> **Exercise description**
Your output should contain every record, unchanged.

> **Provided records**
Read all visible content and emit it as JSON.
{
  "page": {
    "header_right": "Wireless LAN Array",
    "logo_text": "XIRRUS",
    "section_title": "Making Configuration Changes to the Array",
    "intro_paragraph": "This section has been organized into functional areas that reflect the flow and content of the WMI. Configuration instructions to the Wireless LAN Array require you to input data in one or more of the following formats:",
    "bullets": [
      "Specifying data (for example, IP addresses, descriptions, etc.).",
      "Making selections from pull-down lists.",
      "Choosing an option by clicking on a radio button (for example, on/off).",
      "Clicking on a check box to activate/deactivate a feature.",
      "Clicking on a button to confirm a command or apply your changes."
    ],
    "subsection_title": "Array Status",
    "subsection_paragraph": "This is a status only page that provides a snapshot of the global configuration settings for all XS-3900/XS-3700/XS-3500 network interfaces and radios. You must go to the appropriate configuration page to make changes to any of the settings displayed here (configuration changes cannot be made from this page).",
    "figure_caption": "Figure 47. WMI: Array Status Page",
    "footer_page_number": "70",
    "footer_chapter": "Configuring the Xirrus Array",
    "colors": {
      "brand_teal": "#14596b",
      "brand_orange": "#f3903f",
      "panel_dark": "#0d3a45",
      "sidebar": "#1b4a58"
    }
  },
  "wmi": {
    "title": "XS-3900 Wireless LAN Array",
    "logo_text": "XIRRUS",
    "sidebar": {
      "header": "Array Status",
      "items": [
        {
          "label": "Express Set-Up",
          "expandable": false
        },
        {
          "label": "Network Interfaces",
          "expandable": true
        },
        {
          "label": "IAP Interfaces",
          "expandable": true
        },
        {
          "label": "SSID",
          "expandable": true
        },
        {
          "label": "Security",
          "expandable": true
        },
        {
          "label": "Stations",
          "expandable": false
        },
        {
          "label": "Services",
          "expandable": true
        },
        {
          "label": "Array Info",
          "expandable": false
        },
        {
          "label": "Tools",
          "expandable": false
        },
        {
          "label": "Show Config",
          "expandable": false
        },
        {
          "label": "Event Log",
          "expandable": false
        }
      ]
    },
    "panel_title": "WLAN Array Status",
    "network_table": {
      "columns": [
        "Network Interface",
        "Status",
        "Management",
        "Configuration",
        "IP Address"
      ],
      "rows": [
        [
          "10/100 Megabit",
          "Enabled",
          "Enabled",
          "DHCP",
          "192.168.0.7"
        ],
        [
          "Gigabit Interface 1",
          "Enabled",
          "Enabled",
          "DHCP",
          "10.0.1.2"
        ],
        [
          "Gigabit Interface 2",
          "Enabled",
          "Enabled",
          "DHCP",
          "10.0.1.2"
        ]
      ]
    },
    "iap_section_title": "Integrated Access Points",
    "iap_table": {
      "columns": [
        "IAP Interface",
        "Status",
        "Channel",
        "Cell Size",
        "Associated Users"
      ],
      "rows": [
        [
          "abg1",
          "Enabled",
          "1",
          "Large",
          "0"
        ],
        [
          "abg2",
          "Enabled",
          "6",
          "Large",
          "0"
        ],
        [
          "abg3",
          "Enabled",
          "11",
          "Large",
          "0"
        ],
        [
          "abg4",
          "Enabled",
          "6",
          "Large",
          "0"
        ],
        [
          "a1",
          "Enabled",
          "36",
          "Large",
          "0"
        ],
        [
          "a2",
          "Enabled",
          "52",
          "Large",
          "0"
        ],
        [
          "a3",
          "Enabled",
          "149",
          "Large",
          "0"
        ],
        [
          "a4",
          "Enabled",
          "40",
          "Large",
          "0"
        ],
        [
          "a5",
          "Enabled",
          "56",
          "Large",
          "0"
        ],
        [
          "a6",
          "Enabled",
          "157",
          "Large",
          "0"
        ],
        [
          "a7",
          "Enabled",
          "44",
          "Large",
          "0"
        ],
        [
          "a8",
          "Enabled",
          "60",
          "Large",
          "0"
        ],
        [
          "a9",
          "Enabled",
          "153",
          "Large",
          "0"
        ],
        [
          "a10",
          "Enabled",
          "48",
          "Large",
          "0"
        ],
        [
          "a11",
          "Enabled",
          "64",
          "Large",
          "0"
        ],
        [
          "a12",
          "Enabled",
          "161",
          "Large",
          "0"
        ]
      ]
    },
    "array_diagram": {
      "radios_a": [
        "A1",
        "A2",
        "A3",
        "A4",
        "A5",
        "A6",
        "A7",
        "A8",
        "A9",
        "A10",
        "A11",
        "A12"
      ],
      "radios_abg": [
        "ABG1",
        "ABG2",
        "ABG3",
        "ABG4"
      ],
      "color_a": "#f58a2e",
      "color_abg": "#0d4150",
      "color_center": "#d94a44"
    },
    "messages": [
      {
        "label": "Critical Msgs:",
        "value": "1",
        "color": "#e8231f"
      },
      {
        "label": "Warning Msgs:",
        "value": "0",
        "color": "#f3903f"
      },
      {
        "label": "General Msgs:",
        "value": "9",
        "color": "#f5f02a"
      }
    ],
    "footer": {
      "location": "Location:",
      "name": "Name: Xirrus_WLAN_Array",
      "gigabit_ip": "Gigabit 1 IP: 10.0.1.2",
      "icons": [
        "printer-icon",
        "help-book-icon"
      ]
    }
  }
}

> **Result of the exercise**
Read all visible content and emit it as JSON.
{
  "page": {
    "header_right": "Wireless LAN Array",
    "logo_text": "XIRRUS",
    "section_title": "Making Configuration Changes to the Array",
    "intro_paragraph": "This section has been organized into functional areas that reflect the flow and content of the WMI. Configuration instructions to the Wireless LAN Array require you to input data in one or more of the following formats:",
    "bullets": [
      "Specifying data (for example, IP addresses, descriptions, etc.).",
      "Making selections from pull-down lists.",
      "Choosing an option by clicking on a radio button (for example, on/off).",
      "Clicking on a check box to activate/deactivate a feature.",
      "Clicking on a button to confirm a command or apply your changes."
    ],
    "subsection_title": "Array Status",
    "subsection_paragraph": "This is a status only page that provides a snapshot of the global configuration settings for all XS-3900/XS-3700/XS-3500 network interfaces and radios. You must go to the appropriate configuration page to make changes to any of the settings displayed here (configuration changes cannot be made from this page).",
    "figure_caption": "Figure 47. WMI: Array Status Page",
    "footer_page_number": "70",
    "footer_chapter": "Configuring the Xirrus Array",
    "colors": {
      "brand_teal": "#14596b",
      "brand_orange": "#f3903f",
      "panel_dark": "#0d3a45",
      "sidebar": "#1b4a58"
    }
  },
  "wmi": {
    "title": "XS-3900 Wireless LAN Array",
    "logo_text": "XIRRUS",
    "sidebar": {
      "header": "Array Status",
      "items": [
        {
          "label": "Express Set-Up",
          "expandable": false
        },
        {
          "label": "Network Interfaces",
          "expandable": true
        },
        {
          "label": "IAP Interfaces",
          "expandable": true
        },
        {
          "label": "SSID",
          "expandable": true
        },
        {
          "label": "Security",
          "expandable": true
        },
        {
          "label": "Stations",
          "expandable": false
        },
        {
          "label": "Services",
          "expandable": true
        },
        {
          "label": "Array Info",
          "expandable": false
        },
        {
          "label": "Tools",
          "expandable": false
        },
        {
          "label": "Show Config",
          "expandable": false
        },
        {
          "label": "Event Log",
          "expandable": false
        }
      ]
    },
    "panel_title": "WLAN Array Status",
    "network_table": {
      "columns": [
        "Network Interface",
        "Status",
        "Management",
        "Configuration",
        "IP Address"
      ],
      "rows": [
        [
          "10/100 Megabit",
          "Enabled",
          "Enabled",
          "DHCP",
          "192.168.0.7"
        ],
        [
          "Gigabit Interface 1",
          "Enabled",
          "Enabled",
          "DHCP",
          "10.0.1.2"
        ],
        [
          "Gigabit Interface 2",
          "Enabled",
          "Enabled",
          "DHCP",
          "10.0.1.2"
        ]
      ]
    },
    "iap_section_title": "Integrated Access Points",
    "iap_table": {
      "columns": [
        "IAP Interface",
        "Status",
        "Channel",
        "Cell Size",
        "Associated Users"
      ],
      "rows": [
        [
          "abg1",
          "Enabled",
          "1",
          "Large",
          "0"
        ],
        [
          "abg2",
          "Enabled",
          "6",
          "Large",
          "0"
        ],
        [
          "abg3",
          "Enabled",
          "11",
          "Large",
          "0"
        ],
        [
          "abg4",
          "Enabled",
          "6",
          "Large",
          "0"
        ],
        [
          "a1",
          "Enabled",
          "36",
          "Large",
          "0"
        ],
        [
          "a2",
          "Enabled",
          "52",
          "Large",
          "0"
        ],
        [
          "a3",
          "Enabled",
          "149",
          "Large",
          "0"
        ],
        [
          "a4",
          "Enabled",
          "40",
          "Large",
          "0"
        ],
        [
          "a5",
          "Enabled",
          "56",
          "Large",
          "0"
        ],
        [
          "a6",
          "Enabled",
          "157",
          "Large",
          "0"
        ],
        [
          "a7",
          "Enabled",
          "44",
          "Large",
          "0"
        ],
        [
          "a8",
          "Enabled",
          "60",
          "Large",
          "0"
        ],
        [
          "a9",
          "Enabled",
          "153",
          "Large",
          "0"
        ],
        [
          "a10",
          "Enabled",
          "48",
          "Large",
          "0"
        ],
        [
          "a11",
          "Enabled",
          "64",
          "Large",
          "0"
        ],
        [
          "a12",
          "Enabled",
          "161",
          "Large",
          "0"
        ]
      ]
    },
    "array_diagram": {
      "radios_a": [
        "A1",
        "A2",
        "A3",
        "A4",
        "A5",
        "A6",
        "A7",
        "A8",
        "A9",
        "A10",
        "A11",
        "A12"
      ],
      "radios_abg": [
        "ABG1",
        "ABG2",
        "ABG3",
        "ABG4"
      ],
      "color_a": "#f58a2e",
      "color_abg": "#0d4150",
      "color_center": "#d94a44"
    },
    "messages": [
      {
        "label": "Critical Msgs:",
        "value": "1",
        "color": "#e8231f"
      },
      {
        "label": "Warning Msgs:",
        "value": "0",
        "color": "#f3903f"
      },
      {
        "label": "General Msgs:",
        "value": "9",
        "color": "#f5f02a"
      }
    ],
    "footer": {
      "location": "Location:",
      "name": "Name: Xirrus_WLAN_Array",
      "gigabit_ip": "Gigabit 1 IP: 10.0.1.2",
      "icons": [
        "printer-icon",
        "help-book-icon"
      ]
    }
  }
}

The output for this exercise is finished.